He fell at the final hurdle in his attempt to turn Ukip’s Euro election “earthquake” into a Commons seat for himself in 2015 – but the sweetest victory of all was to come for Mr Farage.
Accused of stooping to racist imagery with the infamous “Breaking Point” poster depicting streams of refugees fleeing to the EU, Mr Farage saw his decades-long campaign for Britain to quit Brussels triumph in the 2016 referendum.
Not long after the referendum, he decided to step aside as party leader, leaving the national stage as one of the most divisive – and successful – politicians of modern times.
But his political days were not over. In April 2019, Mr Farage launched the Brexit Party, vowing to lead a fightback against an establishment which he said has betrayed the country over Brexit.
Mr Farage said Britain had become a nation of “lions led by donkeys”.
In May 2019, he said he was “concerned” about the level of “hatred” being directed at him after he was doused with a banana and salted caramel milkshake while on a walkabout in Newcastle city centre.
Launching the Brexit Party’s General Election campaign in November 2019, Mr Farage attracted a sizeable press pack, with reporters, broadcasters and photographers queued outside the venue up to an hour before he was due to speak.
The politician has himself turned his hand to broadcasting and has a show on UK radio station LBC, where he recently conducted a half-hour long interview with US President Donald Trump.
Mr Farage has been a prominent supporter of Mr Trump and boosted his own profile across the Atlantic during frequent appearances at the Republican’s rallies during the last US election campaign.
Both Mr Farage and Mr Trump have suggested that Brexit and the controversial tycoon’s election as president are linked phenomena.
The “Ukip fox is in the Westminster hen house”, he once told reporters after making sweeping gains in the local elections.
But the Commons looks unlikely to be welcoming him any time soon after he ruled out making an eighth bid to become an MP ahead of the December 12 General Election.

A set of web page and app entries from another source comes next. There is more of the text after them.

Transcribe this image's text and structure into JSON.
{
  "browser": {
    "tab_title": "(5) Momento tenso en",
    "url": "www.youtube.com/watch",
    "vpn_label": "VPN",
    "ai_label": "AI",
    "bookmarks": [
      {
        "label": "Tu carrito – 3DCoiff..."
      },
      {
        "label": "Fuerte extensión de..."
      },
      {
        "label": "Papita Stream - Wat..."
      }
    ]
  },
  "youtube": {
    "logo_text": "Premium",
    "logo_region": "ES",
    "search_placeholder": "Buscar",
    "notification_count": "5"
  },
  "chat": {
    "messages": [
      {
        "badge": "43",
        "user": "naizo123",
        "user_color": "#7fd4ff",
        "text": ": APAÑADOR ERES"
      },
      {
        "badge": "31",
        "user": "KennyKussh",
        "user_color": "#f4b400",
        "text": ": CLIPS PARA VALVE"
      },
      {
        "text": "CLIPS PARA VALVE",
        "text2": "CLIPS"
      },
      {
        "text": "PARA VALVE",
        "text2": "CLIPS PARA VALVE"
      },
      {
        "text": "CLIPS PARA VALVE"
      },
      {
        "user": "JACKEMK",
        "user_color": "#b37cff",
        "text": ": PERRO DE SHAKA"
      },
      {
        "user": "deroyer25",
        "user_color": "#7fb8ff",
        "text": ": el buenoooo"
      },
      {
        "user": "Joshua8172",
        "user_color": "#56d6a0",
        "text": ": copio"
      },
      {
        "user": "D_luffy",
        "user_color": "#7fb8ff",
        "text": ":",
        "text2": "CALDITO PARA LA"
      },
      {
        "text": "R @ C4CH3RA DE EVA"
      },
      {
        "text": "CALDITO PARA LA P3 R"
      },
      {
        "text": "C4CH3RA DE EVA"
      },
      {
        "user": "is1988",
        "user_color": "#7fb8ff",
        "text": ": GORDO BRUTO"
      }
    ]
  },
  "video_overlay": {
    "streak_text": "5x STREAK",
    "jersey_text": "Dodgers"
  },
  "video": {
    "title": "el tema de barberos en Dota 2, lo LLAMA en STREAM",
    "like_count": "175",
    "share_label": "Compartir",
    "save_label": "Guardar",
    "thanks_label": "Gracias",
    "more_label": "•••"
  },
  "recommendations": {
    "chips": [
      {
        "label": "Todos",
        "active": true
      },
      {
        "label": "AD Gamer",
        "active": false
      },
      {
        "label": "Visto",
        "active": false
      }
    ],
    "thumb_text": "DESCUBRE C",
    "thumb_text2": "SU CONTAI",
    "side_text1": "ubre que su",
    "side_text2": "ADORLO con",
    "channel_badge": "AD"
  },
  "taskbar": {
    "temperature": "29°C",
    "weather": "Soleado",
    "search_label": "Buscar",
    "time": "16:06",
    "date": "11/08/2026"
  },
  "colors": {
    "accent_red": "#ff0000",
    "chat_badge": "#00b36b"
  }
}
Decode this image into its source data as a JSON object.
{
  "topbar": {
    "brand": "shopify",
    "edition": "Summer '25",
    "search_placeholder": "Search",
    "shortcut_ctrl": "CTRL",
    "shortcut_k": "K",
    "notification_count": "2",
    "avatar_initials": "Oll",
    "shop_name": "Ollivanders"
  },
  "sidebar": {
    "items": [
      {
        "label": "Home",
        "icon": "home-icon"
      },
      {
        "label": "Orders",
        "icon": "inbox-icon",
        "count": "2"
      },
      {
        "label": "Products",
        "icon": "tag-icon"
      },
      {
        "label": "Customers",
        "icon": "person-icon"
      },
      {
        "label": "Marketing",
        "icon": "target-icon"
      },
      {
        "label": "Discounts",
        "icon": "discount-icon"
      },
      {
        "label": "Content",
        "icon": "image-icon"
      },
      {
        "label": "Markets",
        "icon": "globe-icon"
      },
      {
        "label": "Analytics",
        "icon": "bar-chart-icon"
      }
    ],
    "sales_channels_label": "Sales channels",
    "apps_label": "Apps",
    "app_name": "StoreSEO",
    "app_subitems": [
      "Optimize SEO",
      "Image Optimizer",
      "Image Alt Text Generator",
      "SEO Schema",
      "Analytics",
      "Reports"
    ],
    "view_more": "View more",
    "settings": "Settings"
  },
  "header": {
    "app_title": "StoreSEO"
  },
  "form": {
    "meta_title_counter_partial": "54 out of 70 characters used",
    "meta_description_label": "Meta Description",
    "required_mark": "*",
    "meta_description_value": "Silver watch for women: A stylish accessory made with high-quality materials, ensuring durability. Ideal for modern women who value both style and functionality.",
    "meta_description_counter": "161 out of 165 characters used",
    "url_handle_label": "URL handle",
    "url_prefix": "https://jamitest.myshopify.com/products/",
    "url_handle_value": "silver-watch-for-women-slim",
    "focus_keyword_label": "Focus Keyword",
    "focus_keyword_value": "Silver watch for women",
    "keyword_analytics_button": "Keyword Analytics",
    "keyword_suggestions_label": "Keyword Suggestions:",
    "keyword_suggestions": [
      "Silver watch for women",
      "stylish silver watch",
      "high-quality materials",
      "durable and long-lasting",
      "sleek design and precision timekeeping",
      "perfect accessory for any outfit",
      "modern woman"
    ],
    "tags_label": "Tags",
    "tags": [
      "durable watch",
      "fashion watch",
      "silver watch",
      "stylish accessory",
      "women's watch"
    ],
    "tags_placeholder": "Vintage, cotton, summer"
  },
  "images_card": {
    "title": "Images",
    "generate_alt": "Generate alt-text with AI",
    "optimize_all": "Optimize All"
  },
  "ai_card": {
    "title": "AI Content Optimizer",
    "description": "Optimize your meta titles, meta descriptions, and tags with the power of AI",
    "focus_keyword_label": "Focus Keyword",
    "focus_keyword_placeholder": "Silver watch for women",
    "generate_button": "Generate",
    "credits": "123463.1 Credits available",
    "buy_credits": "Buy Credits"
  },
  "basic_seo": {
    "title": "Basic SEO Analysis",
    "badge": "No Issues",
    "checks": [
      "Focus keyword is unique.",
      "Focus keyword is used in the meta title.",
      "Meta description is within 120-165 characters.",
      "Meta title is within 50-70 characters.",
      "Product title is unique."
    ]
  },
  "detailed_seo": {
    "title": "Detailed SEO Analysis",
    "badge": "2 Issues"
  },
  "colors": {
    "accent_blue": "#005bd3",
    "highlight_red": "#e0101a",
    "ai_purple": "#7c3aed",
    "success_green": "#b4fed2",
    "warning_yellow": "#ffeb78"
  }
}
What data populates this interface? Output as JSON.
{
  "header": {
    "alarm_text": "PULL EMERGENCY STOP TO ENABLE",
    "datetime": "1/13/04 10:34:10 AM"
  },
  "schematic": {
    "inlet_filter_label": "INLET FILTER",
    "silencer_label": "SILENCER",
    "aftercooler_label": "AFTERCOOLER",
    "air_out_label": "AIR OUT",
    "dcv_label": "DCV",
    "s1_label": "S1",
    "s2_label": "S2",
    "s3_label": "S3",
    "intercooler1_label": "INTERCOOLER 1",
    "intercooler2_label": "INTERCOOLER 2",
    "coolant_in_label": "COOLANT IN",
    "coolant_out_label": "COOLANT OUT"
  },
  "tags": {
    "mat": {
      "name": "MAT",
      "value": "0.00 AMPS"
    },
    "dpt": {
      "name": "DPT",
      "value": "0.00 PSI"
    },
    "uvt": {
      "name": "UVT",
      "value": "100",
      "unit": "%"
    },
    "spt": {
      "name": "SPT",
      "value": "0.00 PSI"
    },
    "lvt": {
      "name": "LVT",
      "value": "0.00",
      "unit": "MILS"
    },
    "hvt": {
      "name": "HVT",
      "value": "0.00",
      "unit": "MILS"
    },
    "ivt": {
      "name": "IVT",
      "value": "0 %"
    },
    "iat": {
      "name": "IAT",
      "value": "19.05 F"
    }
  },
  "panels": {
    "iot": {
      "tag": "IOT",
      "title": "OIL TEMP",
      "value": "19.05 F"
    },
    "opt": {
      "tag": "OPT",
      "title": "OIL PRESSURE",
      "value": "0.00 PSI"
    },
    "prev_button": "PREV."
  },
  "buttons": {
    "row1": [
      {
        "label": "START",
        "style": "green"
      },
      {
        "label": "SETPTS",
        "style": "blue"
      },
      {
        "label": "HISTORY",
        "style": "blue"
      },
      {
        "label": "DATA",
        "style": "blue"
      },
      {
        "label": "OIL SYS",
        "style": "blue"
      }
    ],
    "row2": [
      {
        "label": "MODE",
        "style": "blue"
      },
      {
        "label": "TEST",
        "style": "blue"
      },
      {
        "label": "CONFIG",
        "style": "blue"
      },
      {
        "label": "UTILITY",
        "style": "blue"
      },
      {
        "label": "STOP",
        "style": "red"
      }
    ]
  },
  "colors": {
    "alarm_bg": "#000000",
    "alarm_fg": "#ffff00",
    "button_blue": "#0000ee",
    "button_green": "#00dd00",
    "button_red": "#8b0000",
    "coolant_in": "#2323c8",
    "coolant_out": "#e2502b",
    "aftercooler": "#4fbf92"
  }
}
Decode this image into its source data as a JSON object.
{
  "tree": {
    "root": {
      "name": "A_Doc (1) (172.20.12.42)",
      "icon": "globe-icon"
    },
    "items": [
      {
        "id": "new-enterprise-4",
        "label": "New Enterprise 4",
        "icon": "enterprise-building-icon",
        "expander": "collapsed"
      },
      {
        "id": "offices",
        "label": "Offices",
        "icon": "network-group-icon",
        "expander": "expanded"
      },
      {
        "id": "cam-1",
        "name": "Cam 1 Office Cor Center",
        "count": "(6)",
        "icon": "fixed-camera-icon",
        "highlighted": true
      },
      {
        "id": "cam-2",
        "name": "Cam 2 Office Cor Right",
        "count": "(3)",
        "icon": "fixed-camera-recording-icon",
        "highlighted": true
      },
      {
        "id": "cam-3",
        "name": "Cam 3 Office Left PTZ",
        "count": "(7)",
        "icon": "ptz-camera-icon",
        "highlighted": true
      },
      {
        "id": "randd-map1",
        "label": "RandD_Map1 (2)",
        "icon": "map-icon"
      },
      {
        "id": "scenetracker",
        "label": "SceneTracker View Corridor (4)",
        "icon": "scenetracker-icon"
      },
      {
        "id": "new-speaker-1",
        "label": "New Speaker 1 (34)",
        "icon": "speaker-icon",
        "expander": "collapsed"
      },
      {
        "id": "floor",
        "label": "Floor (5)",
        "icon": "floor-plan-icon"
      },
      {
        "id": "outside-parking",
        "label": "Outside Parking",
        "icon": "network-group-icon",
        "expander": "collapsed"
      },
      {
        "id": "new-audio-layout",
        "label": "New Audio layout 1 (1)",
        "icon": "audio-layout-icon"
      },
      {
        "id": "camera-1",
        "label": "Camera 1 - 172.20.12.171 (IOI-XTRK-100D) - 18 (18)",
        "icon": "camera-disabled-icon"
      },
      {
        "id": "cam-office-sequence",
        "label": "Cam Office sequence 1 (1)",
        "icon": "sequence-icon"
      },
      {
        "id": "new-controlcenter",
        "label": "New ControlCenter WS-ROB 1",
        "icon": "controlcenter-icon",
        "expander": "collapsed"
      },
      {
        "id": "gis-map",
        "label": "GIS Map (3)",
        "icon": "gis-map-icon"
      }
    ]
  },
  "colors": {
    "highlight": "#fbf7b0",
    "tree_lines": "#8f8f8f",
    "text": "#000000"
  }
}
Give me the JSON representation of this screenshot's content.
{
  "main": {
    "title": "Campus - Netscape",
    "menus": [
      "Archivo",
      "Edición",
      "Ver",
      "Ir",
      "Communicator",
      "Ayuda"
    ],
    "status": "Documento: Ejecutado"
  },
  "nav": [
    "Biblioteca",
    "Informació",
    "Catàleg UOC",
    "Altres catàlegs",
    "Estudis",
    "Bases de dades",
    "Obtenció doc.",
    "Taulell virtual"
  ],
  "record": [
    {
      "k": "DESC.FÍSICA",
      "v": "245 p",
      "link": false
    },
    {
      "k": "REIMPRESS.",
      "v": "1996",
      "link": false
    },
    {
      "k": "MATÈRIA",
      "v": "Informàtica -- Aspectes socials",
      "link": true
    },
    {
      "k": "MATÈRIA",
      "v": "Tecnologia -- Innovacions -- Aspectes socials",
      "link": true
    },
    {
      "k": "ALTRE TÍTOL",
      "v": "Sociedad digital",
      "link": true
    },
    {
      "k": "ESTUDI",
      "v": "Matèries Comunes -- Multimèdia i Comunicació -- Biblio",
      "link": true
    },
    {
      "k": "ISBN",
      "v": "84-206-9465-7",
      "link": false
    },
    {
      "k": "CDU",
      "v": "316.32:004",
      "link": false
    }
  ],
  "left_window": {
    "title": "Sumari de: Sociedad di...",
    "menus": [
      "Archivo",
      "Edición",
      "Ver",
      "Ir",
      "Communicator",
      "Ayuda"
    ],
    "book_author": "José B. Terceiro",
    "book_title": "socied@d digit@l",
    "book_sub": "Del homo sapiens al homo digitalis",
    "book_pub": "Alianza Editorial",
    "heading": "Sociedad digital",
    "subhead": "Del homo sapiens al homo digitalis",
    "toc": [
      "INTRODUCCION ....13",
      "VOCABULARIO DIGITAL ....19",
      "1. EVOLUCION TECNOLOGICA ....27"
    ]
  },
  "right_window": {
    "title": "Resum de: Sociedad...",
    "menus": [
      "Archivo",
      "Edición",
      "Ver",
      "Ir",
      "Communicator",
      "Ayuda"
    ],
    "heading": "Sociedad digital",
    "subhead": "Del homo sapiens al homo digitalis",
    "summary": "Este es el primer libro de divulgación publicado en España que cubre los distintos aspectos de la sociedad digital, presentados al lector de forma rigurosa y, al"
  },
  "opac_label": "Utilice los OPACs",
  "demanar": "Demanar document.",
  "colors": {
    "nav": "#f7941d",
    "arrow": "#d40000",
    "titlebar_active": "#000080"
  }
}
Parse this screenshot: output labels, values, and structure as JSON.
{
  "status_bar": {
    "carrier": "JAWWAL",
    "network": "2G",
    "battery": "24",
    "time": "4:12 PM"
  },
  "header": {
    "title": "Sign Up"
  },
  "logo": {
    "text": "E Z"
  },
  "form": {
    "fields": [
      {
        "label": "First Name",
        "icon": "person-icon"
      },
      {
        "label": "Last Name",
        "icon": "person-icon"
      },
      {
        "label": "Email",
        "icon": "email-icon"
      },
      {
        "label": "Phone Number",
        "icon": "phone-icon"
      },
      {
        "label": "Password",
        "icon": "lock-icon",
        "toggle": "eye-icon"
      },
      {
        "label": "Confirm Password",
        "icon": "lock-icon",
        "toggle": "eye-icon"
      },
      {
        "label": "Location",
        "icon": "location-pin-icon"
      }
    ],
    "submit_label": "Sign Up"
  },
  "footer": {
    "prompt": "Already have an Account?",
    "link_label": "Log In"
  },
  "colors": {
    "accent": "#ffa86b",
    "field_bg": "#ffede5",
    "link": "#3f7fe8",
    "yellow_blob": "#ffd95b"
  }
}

Instead he predicted he could “serve the cause better traversing the length and breadth of the United Kingdom supporting 600 candidates”, in a threat to the Tories.